What lines below contain the string "fraction"? List them all.

● ● ● ● ●

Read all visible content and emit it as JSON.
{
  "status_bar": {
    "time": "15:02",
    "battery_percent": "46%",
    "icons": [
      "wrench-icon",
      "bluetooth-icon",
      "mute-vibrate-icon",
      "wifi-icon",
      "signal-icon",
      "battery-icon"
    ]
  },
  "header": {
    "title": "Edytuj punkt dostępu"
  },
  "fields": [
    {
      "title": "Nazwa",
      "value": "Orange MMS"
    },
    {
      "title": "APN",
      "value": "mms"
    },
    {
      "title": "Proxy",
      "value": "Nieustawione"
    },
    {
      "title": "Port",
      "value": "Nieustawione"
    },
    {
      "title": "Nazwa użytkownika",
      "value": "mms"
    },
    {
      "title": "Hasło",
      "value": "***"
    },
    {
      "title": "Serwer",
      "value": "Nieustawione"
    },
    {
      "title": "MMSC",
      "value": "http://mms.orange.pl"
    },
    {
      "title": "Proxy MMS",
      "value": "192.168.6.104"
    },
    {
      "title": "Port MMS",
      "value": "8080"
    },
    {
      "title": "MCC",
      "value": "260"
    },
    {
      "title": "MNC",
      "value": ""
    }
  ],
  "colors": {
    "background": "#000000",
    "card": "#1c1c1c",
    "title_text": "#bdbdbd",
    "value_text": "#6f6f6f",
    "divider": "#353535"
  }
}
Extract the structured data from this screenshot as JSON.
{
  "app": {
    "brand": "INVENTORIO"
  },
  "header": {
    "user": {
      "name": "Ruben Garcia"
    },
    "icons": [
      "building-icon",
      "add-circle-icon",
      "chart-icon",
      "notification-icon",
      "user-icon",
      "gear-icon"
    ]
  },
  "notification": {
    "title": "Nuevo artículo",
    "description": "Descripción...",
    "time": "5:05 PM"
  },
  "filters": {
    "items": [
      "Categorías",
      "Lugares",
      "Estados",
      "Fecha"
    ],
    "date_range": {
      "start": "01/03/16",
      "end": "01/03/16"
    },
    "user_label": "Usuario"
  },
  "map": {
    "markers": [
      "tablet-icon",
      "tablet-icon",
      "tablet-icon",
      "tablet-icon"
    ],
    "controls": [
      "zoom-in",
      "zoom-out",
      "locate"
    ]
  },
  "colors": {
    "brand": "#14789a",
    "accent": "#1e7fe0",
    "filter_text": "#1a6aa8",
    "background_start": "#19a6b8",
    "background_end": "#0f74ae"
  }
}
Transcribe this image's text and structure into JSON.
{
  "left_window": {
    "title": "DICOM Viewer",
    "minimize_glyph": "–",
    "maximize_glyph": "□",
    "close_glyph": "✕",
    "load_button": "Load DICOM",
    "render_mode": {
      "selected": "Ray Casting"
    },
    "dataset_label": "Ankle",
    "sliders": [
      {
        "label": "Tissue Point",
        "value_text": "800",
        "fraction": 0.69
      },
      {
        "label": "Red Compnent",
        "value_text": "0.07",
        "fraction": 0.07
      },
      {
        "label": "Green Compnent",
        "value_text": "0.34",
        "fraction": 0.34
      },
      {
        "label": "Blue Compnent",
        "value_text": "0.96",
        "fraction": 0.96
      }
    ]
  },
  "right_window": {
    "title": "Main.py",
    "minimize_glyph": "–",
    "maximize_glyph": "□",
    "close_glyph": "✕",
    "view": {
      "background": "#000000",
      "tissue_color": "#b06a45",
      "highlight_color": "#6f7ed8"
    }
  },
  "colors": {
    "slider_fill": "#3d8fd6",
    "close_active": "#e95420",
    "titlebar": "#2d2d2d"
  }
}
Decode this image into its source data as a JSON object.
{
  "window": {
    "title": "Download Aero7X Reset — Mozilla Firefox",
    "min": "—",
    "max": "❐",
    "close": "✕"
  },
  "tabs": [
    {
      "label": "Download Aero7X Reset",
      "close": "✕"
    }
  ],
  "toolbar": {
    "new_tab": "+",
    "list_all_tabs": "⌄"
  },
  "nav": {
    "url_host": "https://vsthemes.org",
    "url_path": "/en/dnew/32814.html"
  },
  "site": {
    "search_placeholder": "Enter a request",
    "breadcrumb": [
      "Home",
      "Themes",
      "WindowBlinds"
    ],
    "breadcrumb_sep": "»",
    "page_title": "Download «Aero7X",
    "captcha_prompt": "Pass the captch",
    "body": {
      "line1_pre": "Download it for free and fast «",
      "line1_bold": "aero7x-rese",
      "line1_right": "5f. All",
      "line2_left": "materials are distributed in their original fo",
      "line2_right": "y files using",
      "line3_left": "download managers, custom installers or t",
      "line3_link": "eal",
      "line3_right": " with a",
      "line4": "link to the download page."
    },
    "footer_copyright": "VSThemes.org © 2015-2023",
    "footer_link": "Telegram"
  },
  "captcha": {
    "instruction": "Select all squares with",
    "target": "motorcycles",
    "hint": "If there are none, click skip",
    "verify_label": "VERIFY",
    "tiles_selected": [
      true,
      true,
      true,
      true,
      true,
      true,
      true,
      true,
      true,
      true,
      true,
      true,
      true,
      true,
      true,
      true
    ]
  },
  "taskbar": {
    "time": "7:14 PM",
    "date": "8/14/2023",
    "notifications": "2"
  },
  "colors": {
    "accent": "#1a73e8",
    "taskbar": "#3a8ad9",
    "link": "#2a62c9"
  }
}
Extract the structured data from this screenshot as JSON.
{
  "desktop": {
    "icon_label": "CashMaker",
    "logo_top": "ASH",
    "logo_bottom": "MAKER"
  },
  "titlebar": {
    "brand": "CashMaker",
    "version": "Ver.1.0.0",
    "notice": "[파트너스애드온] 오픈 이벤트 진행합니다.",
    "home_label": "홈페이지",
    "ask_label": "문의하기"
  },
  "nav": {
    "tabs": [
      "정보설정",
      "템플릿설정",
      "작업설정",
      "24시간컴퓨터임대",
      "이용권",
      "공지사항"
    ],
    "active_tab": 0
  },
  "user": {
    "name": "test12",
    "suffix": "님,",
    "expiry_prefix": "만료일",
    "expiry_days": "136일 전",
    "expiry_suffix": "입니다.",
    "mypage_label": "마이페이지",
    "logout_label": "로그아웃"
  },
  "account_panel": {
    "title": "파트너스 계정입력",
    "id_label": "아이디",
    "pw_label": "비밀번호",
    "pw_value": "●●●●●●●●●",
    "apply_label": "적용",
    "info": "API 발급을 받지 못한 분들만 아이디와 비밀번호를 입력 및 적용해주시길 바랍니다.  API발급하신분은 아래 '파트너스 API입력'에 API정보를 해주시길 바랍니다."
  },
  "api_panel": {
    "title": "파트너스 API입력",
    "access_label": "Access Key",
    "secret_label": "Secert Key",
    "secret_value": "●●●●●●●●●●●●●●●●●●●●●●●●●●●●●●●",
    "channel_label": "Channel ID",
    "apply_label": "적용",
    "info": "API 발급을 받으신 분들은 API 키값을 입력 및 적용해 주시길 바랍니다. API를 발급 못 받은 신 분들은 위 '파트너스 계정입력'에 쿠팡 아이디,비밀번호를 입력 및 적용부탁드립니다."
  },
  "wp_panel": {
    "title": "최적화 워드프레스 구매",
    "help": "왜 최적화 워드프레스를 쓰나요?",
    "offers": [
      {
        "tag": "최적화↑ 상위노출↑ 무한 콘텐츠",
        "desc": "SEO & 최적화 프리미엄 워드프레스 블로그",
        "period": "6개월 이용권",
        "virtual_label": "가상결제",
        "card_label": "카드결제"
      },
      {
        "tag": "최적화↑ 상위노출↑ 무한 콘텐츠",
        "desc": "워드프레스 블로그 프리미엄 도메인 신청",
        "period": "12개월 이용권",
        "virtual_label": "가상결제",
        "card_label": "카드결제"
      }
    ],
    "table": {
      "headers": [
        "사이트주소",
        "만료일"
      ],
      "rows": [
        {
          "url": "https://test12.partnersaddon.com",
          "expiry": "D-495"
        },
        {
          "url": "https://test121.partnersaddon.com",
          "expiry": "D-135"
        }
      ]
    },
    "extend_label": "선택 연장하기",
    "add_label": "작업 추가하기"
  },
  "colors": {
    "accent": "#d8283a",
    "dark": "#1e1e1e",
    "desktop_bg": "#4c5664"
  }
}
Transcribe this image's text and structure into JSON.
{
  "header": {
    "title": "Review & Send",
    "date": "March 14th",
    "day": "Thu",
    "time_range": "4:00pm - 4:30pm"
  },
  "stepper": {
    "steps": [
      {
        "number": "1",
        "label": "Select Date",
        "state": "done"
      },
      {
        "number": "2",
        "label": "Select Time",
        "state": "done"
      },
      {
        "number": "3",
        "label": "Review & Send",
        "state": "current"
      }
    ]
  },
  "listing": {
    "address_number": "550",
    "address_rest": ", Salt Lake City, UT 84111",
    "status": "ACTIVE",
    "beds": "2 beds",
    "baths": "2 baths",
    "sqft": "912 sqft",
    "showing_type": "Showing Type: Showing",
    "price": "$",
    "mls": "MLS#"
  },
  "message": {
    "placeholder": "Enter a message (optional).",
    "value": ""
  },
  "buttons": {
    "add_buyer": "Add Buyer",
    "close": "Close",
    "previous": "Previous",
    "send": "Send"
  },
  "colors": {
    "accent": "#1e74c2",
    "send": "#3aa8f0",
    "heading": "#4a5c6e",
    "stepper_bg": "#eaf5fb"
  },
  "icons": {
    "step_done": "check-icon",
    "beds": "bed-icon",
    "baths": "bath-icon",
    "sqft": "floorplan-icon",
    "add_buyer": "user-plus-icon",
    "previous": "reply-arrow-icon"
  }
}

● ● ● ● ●

## SOLUTION FOR THIS PROBLEM
        "fraction": 0.69
        "fraction": 0.07
        "fraction": 0.34
        "fraction": 0.96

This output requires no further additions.